The debate heard that coach firms face tough challenges with new emission zones, and limited parking in destinations such as London – but industry lobbying was not getting results.
Allan Edmondson, head of transport at Etoa, the European tourism association, told delegates that his association, along with many other trade bodies, has been arguing on behalf of the industry but those in power were not aware of the importance of the sector.
“We all ‘gasbag’ about it but it is about how the politicians view tourism,” he told delegates during the Tourism Question Time at BTTS on Wednesday (March 21).
“I have been in meetings with London councillors who say tourism is 10th on their list, well below issues such as homelessness. That’s what matters – tourists are not voters.”
John Wales, founder and director of Encore Tickets, and the new chairman of the Coach Tourism Association, added: “Coach tourism not high on the agenda – it is up to us to get coach tourism higher up the agenda so we are not penalised.”
Panel chair Bernard Donoghue, director of the Association of Leading Visitor Attractions, commented that the tourism minister Michael Ellis was not at BTTS.
But he asked panellists what action they would like to see from the minister that would improve British tourism immediately.
Sarah Greenwood, director of Hudson’s Historic Houses and Gardens, commented: “Why is the tourism minster so unimportant? He should be more central to government decisions.”
She added: “Heritage and history drive tourism in the UK…but are not featured strongly enough in how tourism is understood in the UK.”
Donoghue agreed, saying that when politicians “tinker” with the National Curriculum by removing topics such as the Tudors, it leads to a fall in school visits to relevant attractions.
Wales said he would like to see the minister recognise that coaches are an environmentally friendly form of transport, and realise the impact of tourism VAT, especially in Northern Ireland where it is twice the rate levied in the republic of Ireland.
Edmondson said his message to the minister would be: “Remember that a lot of your government’s efforts are in manufacturing but tourism is huge.
“It is just given lip service by government; it is seen as a damn nuisance yet with the amount of money and jobs it accounts for, it deserves to be higher up the government agenda.”

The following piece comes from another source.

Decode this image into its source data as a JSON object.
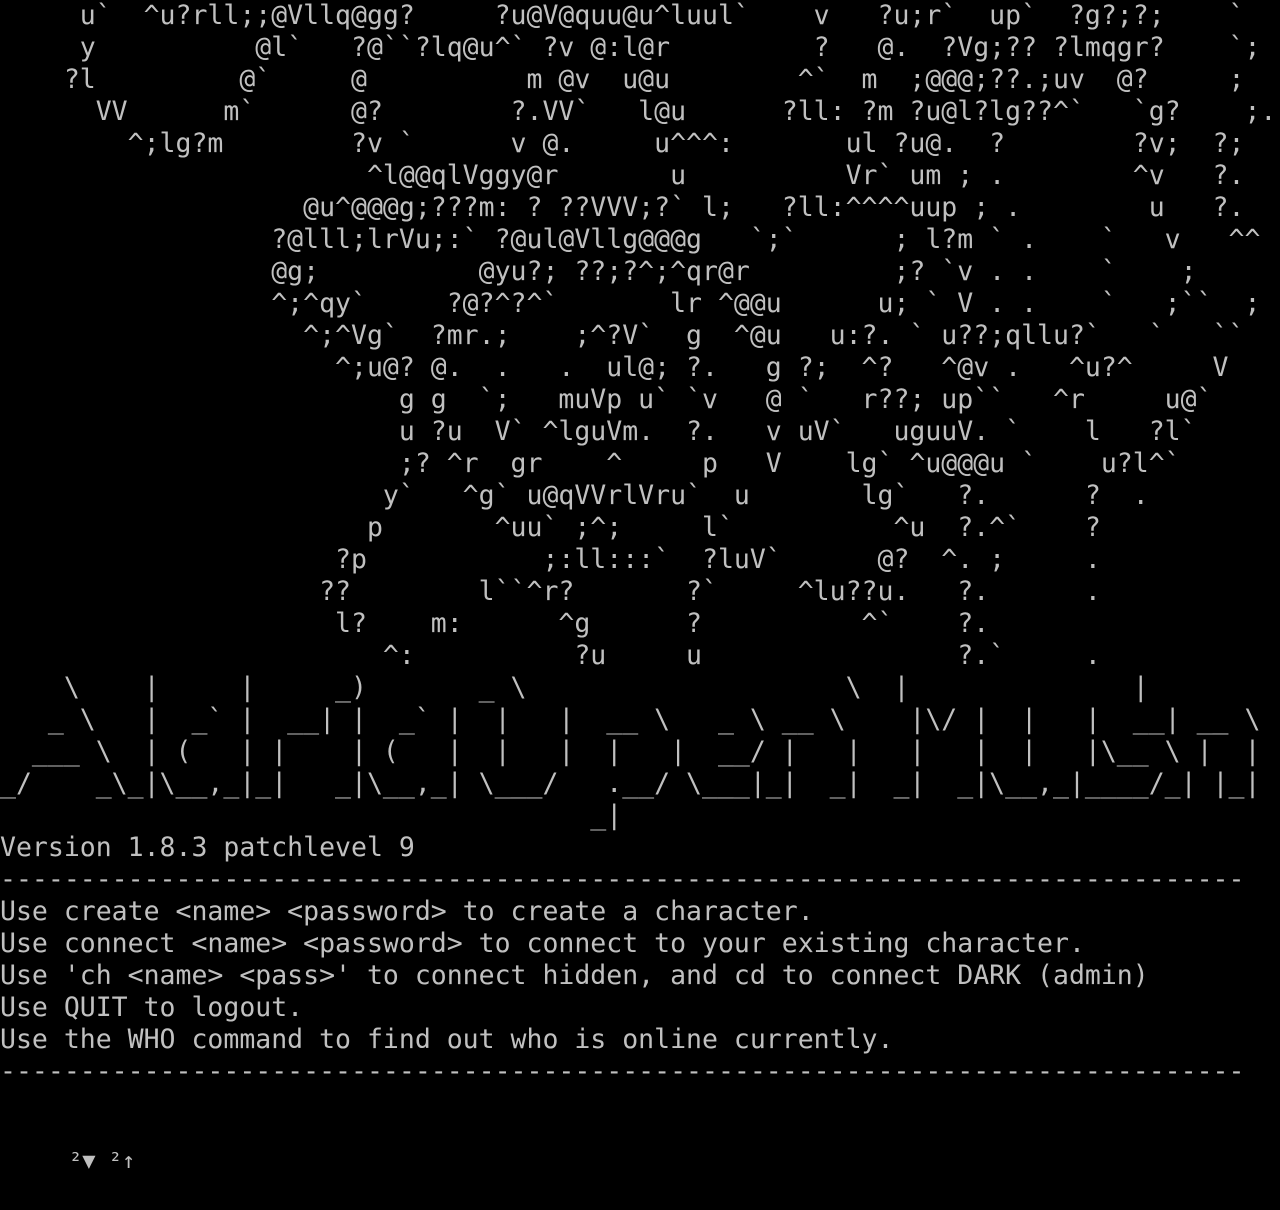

Donoghue said this week is English Tourism Week, and the initiative is highlighting the value of tourism – it is the UK’s fifth biggest industry; third largest employer, and contributes £127 billion to the economy.
He said some Conservative MPs have been protesting about the impact of Brexit on the fishing industry by throwing haddock into the Thames – yet the fishing sector accounts for just 0.3% of Britain’s GDP.
“Last year more people visited the top 10 museums and galleries in Scotland than visited Australia and New Zealand,” he told the debate.
“Overseas visitors to UK generated £2.5 billion which was paid to the Exchequer – that would pay for 30,000 nurses or seven new hospitals.”